Marriage. Marriage and childbearing are important to the assumption of full adult status for Gurungs. Marriages are arranged when daughters are in their mid-to late teens and sons in their late teens to twenties. In previous generations the age at marriage for girls was earlier, from about 9 to 13. Among Gurungs, cross-cousin marriage is preferred. The category of cross cousin is broad, including a large number of classificatory relatives. Residence is patrilocal, with a preference for village exogamy. Divorce can be initiated by either the man or the woman. Bride-wealth in the form of gold jewelry is given to the bride at marriage. If the husband initiates a divorce without due complaint, such as adultery, the wife has the right to keep the bride-wealth. However, if the wife causes or initiates the divorce she is required to return the bride-wealth to her husband.
Domestic Unit. Among Gurungs, the domestic unit changes over time. A household will begin as a nuclear family, and, as sons reach adulthood and marry, their brides come into the parental home and remain there while their first one or two children are small. The domestic unit is then an extended family for a period of five to ten years. As the son's children grow, he will build a separate residence, usually next to that of his parents.

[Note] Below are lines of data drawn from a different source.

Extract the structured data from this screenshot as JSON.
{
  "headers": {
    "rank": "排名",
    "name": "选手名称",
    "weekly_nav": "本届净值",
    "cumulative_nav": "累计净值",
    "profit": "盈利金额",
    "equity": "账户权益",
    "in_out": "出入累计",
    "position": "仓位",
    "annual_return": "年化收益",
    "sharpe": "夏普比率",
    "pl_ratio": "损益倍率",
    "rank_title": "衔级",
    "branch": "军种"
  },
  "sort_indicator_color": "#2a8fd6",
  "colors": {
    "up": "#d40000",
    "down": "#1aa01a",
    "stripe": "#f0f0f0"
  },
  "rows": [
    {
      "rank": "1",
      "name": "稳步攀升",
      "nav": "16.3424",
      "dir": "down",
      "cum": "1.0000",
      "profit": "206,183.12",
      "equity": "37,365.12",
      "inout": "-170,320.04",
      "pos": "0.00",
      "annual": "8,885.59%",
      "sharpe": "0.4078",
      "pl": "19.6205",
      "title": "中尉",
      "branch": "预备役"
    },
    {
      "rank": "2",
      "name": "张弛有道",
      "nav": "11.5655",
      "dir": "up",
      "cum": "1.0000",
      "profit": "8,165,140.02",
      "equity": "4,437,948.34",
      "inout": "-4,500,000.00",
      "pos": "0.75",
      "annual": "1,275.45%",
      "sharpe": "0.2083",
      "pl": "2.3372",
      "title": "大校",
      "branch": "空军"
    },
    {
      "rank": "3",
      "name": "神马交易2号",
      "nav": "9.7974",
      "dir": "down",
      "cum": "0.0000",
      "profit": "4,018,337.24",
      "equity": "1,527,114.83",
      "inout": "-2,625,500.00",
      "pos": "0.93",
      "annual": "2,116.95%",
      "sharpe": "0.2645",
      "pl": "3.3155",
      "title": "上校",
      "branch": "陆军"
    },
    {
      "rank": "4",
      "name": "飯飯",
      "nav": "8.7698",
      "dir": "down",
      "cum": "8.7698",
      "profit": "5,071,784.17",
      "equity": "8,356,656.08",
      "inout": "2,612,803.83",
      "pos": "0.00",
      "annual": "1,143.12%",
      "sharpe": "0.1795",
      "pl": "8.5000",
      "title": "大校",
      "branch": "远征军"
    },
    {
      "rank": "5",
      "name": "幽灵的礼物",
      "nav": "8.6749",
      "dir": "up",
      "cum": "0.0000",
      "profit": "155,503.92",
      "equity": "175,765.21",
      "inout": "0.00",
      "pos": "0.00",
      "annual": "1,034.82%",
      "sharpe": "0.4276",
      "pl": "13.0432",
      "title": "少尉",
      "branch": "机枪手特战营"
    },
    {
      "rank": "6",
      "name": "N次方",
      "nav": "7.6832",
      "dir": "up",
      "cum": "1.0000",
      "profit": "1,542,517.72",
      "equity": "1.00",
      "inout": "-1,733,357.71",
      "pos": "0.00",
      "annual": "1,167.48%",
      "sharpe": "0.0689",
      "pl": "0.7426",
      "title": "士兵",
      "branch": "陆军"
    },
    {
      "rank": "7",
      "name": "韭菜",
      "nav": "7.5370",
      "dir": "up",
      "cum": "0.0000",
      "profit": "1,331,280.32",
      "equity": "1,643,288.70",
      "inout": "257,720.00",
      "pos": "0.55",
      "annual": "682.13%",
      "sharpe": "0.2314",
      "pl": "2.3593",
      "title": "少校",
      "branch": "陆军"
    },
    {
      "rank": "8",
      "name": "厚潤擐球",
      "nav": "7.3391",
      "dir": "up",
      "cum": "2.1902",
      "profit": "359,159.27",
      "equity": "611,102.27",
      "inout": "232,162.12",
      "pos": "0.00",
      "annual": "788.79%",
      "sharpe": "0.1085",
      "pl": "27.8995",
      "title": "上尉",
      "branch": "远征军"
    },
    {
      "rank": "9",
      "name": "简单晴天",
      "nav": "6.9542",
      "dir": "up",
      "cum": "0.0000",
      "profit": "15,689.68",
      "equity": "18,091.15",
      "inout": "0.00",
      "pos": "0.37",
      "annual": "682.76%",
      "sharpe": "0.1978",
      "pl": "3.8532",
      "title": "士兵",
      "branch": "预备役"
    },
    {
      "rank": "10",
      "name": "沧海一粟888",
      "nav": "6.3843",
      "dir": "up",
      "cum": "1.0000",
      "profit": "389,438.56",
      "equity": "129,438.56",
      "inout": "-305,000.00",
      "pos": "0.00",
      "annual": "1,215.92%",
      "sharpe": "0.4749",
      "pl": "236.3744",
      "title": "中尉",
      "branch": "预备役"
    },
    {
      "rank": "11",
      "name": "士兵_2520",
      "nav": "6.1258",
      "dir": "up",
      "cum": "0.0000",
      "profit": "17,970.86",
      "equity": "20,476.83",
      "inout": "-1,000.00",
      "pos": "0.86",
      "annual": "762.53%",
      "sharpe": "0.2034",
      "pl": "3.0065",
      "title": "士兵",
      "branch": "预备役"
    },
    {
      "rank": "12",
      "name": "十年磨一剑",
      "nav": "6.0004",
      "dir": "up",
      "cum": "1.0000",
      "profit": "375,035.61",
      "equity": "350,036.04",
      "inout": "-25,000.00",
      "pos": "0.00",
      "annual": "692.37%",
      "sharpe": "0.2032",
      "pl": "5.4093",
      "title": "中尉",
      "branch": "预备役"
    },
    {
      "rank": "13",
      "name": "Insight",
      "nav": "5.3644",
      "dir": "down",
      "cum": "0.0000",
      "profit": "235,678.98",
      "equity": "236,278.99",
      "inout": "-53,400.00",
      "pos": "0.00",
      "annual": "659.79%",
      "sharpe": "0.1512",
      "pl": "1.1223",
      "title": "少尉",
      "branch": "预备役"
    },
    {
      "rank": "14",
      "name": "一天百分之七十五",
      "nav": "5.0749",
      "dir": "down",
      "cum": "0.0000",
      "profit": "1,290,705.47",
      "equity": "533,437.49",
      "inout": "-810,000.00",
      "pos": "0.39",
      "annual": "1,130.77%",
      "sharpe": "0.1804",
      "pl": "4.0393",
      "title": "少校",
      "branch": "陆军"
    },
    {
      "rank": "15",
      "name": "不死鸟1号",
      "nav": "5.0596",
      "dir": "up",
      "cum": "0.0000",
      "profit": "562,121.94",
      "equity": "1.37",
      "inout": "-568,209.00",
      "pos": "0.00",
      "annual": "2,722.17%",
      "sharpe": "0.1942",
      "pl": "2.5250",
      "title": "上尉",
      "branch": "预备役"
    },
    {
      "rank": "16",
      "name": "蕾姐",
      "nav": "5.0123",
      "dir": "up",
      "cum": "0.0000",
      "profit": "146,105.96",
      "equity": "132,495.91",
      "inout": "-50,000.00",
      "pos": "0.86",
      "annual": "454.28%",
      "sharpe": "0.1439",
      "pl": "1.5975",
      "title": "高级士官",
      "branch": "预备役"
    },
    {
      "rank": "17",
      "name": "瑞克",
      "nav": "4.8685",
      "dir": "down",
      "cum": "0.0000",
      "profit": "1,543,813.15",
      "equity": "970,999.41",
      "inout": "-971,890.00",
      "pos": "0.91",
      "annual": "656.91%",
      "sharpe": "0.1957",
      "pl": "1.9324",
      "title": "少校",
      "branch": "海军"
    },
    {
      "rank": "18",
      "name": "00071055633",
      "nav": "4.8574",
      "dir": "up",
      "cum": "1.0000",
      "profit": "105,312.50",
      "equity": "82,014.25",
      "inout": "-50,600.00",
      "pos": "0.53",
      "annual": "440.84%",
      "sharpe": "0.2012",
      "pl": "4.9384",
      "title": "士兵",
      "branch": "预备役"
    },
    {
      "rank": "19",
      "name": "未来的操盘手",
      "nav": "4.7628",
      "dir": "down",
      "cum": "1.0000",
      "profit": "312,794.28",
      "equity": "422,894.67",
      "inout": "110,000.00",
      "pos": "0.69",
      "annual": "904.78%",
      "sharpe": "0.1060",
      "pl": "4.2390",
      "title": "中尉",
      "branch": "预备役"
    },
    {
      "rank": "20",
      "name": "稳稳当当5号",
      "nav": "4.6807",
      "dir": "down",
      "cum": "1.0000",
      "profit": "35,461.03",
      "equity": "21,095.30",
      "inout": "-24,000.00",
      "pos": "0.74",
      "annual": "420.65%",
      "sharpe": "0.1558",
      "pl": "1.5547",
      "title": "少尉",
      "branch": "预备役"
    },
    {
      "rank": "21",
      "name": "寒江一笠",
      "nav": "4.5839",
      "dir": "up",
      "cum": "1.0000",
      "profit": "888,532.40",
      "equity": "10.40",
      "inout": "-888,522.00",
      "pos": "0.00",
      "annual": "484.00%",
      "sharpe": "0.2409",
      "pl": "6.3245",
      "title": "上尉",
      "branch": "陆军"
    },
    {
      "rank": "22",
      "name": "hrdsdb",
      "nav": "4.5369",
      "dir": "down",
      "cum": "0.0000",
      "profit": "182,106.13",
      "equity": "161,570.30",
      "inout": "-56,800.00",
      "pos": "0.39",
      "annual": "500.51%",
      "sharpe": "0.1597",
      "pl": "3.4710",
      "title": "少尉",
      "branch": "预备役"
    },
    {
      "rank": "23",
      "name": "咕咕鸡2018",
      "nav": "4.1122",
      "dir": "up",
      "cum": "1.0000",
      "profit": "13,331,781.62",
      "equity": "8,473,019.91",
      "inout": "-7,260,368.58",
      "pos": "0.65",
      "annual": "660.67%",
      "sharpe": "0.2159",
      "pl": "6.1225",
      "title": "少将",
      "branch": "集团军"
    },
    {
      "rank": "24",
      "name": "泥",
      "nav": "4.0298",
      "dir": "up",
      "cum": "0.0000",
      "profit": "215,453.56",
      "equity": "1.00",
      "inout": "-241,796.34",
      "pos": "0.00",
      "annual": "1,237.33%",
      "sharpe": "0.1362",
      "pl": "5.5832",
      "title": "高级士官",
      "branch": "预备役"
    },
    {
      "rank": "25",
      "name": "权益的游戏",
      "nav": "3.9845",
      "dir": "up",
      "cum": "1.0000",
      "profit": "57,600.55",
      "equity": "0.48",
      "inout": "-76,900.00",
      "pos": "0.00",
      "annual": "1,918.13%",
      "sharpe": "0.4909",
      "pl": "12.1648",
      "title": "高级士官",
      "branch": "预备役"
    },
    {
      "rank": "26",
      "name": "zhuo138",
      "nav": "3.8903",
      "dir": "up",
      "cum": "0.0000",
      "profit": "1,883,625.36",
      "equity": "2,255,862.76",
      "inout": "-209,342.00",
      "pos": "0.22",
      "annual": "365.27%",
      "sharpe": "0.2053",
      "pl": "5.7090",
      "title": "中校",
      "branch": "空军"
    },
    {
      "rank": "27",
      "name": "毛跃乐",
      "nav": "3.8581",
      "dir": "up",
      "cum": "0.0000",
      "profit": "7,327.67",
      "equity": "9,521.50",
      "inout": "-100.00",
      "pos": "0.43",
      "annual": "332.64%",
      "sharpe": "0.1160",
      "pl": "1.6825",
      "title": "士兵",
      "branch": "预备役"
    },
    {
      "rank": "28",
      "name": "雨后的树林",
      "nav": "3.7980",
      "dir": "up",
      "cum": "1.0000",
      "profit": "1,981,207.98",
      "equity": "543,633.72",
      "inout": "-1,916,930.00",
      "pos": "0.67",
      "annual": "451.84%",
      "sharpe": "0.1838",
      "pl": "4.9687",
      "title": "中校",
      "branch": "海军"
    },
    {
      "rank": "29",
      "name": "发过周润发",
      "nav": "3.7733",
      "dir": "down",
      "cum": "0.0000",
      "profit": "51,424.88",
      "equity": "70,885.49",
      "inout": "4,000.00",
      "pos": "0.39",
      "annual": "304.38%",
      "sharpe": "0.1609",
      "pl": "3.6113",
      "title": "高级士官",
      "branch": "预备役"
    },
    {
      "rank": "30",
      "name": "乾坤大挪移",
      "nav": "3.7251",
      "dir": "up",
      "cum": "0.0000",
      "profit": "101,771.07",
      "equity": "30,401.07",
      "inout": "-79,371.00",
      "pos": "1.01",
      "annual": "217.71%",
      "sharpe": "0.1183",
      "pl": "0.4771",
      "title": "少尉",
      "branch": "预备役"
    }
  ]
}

Inheritance. Resources are distributed equally among sons in Gurung society. If there is no son, a daughter can inherit, and the son-in-law will come to reside in the household of his parents-in-law. The patrimony may be divided prior to the death of the father. In that case, the father can reserve a small portion. Although it runs contrary to Gurung custom, Nepalese law specifies that unmarried adult daughters should inherit a share of family property.
Socialization. Children are taught to be obedient and respectful of elders. They learn by imitation and the active encouragement of the older children, who often care for smaller ones. Corporal punishment is occasionally used, and unruly children may be isolated briefly. More often children are coaxed toward good behavior and instructed through stories about possible social and supernatural consequences of bad behavior.